Dr. Maxwell continues, “Maybe deep thinking and introspection comes more naturally for you. Even if it does, setting aside dedicated time for creative thinking will help you be intentional. No one can afford to go about their daily life waiting for the muse to strike. Instead, chase after and tackle her, doing so in a way that works for you.”
Do you have a special place to think and write your ideas down each day?
Do you keep paper and pencil handy or a recorder, where ever you are, to write down or record an idea before you lose it?
Perhaps one of your ideas can solve a problem that you have!
Do you take action on your ideas?
Earl Nightingale: “Do you keep a list of your ideas handy?

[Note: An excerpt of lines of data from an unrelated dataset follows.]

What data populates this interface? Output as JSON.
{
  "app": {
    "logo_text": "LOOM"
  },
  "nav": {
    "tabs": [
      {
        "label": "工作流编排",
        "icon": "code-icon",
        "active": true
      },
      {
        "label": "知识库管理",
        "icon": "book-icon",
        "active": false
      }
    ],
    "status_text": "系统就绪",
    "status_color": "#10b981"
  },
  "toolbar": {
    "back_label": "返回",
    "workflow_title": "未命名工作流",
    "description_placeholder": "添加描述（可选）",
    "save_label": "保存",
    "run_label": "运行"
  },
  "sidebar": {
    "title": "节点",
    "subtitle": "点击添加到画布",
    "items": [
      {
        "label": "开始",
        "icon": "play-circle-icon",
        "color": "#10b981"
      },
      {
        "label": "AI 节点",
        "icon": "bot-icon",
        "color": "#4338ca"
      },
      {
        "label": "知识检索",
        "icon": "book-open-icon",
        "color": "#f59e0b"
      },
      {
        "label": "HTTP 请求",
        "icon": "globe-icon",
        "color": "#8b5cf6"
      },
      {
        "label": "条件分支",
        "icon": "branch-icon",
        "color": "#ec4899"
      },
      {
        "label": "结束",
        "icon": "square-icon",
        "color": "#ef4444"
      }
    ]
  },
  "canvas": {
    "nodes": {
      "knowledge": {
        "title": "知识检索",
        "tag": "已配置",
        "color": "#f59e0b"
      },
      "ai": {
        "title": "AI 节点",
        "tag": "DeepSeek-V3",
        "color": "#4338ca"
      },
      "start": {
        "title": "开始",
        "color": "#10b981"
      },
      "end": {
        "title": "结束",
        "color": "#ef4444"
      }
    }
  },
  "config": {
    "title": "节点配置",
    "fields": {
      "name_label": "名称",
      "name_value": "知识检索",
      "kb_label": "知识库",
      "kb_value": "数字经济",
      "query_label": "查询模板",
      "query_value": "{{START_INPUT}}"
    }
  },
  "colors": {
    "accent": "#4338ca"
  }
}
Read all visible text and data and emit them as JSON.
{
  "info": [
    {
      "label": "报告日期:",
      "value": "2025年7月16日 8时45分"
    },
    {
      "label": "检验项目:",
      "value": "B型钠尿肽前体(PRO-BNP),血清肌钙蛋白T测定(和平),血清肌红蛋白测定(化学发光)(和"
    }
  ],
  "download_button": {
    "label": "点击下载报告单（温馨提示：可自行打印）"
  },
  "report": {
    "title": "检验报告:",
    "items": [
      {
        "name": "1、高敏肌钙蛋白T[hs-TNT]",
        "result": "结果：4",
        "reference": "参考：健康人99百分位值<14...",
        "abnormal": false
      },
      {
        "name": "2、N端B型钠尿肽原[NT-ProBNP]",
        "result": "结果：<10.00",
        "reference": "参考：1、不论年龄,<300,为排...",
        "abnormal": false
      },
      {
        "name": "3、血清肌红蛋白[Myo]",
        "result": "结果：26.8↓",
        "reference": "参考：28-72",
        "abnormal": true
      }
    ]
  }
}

When was the last time you acted on them? Make it a goal to choose one idea a week or a month to investigate, improve, or act upon. See if there are ways to build upon the original ideas you generate.”
Earl Nightingale says, “Turn your problems into projects.” His friend, Parky Parkinson said, changing the word problem to project.”
Earl Nightingale’s 4 Simple Steps in Straight Thinking
1) Separate facts from opinions and analyze the facts.
2) Define the real problem and consider possible solutions.
3) Secure evidence on possible solutions.
4)Weigh the evidence and arrive at a sound conclusion.
“Anytime a person comes to you with a problem you feel you should help with, say, “Let me think about that. I don’t like to make quick decisions on important matters.”
How will you capture the important ideas running through your mind each day?
How will you turn your problems into projects?
Do you read books or take courses to get new ideas?
Many years ago, a young man decided he wanted to learn about stock investing. He bought and read a book by Benjamin Graham called The Intelligent Investor . The young man embraced Graham’s philosophy and system, Mr. Graham became his mentor, and the young man signed up to take classes from Professor Graham at Columbia University. “He even offered to work for the professor for free.”
Benjamin Graham in 1954, hired this young man to work for him at Graham-Newman, his New York investment firm, for a yearly fee of $12,000. (In 2021 dollars, $119,131.90 per year.) Graham retired two years later closing his investment firm.
The young man in 1957, began an investment partnership “with seven family members and friends who invested $105,000.” ($991,271.86 in 2021 dollars). The young man “investing $100 of his own money.” ($966.89 in 2021 dollars) Eleven years later in 1968, his investment partnership business was worth $104 million ($553 million in 2006 dollars).”(p.137) (8 Attributes of Great Achievers by Cameron C. Taylor) (original story)
This young man throughout his life “continued to apply” Graham’s investment strategies. His net worth today, September 8th is $103.9 billion. This man’s name is Warren Buffett. He is 91 years old.
“Like most other overnight successes, it was about twenty years in the making.”
– Sam Walton, Founder of Wal-Mart
Learning new skills is a process to follow with a mentor modeling how to do it step by step. It takes many years to master these processes.
What books do you read to stimulate your mind and give you new ideas to achieve your goals?
What mentors, courses, apprenticeships have you taken to develop your skills?
Madeline Frank, Ph.D., is an Amazon.com Best Selling Author, speaker, business owner, teacher, concert artist, and parent. She helps businesses and organizations “Tune Up their Business”. Her observations show you the blue prints necessary to improve and keep your business successful. Her latest book “Leadership On A Shoestring Budget” is available everywhere books are sold. If you need a virtual speaker contact Madeline at: firstname.lastname@example.org